The new owner of the house explains that he bought it seven years ago, when it had been uninhabited for almost four decades. He has been working in the construction sector in Valencia for a long time, but his plan is to return to Sober when he retires. A native of the Millán parish, he found the house, in the nearby A Pousada nucleus, where no one else lives, by searching Facebook. The property belonged to a man called Manuel do Xentes, who worked in the ceramic and brick factory in the Canabal parish and was also a cattle dealer. Neighbors in the area told the Lugo newspaper that he was married, but he died without direct heirs. They tell the story that he once had to open a sulfadora to fix it and they found that it was full of bills and they returned them.
Piñeiro recounts his surprise at the findings, which he made during his transfers to renovate the house. The boats, from Nesquik, appeared two by two. The first four had time to exchange them for euros. But the latest discovery was made this summer. There are about four million pesetas in 5,000 bills from 1979. He doesn’t rule out that there are others undiscovered: “Every time I come I end up finding money. The same at Christmas, when we return from Valencia to continue with the work, more appear”.
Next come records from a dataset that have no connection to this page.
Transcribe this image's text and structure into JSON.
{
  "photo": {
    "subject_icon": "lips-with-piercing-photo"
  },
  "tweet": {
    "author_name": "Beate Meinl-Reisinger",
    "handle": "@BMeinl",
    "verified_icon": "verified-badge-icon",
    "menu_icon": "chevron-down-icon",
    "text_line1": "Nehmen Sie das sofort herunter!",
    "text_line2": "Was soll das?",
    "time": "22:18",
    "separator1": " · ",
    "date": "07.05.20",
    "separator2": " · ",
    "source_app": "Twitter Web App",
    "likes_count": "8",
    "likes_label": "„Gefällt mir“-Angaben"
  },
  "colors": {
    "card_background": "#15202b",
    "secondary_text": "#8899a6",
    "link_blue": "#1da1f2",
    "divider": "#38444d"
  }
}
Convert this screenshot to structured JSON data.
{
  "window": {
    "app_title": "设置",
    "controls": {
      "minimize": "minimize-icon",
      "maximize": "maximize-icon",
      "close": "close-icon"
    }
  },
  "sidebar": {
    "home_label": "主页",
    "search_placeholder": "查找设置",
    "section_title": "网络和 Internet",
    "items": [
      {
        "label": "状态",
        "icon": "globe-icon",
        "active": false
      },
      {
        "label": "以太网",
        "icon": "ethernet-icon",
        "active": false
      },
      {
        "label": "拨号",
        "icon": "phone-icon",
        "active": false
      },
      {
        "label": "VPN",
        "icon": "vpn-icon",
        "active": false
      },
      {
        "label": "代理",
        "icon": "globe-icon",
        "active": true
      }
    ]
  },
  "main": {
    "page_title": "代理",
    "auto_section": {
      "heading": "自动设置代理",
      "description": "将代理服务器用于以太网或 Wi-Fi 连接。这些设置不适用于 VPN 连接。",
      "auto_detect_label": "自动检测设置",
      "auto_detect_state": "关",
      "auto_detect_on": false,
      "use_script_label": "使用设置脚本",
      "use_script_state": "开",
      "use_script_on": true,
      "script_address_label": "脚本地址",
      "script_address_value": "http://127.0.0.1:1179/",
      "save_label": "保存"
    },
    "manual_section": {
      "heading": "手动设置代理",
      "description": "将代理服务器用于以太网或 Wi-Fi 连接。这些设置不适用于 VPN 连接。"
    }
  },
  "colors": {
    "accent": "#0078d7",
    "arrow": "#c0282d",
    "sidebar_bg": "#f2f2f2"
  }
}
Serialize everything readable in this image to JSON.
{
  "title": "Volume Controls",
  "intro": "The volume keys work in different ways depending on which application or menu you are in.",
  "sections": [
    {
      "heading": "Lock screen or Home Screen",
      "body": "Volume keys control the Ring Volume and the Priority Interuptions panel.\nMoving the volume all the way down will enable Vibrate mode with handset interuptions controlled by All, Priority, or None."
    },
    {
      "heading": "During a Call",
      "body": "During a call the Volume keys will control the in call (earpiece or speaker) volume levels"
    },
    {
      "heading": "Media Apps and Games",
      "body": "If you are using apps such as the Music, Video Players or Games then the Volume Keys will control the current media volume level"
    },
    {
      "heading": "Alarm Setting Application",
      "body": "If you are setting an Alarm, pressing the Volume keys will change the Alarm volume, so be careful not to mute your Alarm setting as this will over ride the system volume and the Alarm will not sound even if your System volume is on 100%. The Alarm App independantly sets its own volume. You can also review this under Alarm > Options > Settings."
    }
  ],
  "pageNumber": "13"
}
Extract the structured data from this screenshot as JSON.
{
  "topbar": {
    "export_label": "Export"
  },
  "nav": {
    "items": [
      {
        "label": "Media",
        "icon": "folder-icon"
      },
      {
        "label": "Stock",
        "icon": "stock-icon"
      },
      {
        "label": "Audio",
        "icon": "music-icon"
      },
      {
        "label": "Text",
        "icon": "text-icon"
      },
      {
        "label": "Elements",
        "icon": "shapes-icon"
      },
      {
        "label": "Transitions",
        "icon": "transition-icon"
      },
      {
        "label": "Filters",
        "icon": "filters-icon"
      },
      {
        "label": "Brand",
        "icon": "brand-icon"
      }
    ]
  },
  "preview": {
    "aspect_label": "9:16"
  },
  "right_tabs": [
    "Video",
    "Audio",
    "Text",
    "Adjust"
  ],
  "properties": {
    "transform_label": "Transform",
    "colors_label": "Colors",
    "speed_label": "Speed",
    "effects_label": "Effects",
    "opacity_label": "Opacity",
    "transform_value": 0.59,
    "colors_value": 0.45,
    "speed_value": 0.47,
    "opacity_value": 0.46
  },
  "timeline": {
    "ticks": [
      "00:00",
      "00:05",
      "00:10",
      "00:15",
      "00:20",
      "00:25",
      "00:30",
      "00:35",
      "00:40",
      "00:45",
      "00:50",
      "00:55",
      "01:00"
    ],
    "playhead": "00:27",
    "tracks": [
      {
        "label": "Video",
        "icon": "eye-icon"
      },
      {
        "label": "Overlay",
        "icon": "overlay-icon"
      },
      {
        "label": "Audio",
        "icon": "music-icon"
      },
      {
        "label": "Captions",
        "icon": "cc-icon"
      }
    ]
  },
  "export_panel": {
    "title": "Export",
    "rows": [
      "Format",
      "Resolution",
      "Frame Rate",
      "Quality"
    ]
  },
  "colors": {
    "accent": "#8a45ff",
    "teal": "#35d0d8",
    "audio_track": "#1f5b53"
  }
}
The last two boats were found when he was throwing debris into the hold. There was a trough there that he wanted to separate to prevent it from being damaged and inside it he recognized the cocoa containers. “I guess they kept them in these containers to avoid humidity. It is true that the last ones were somewhat damaged, but the others were not, they were ironed, it was incredible, ”she says. The first findings, she adds, helped her to renovate the roof of the house.
Now Toño Piñeiro resigns himself to the impossibility of changing the last banknotes found into euros. He contacted the Bank of Spain, but the response was negative. “I’m not going to cry,” he says, although he admits that it makes him “angry” and that he wonders if they will be interested in the collector’s market. He explains that, although normally those who find money in these circumstances do not count it, he does so because he is aware that, if there is another jar full of pesetas in his house, it no longer has value.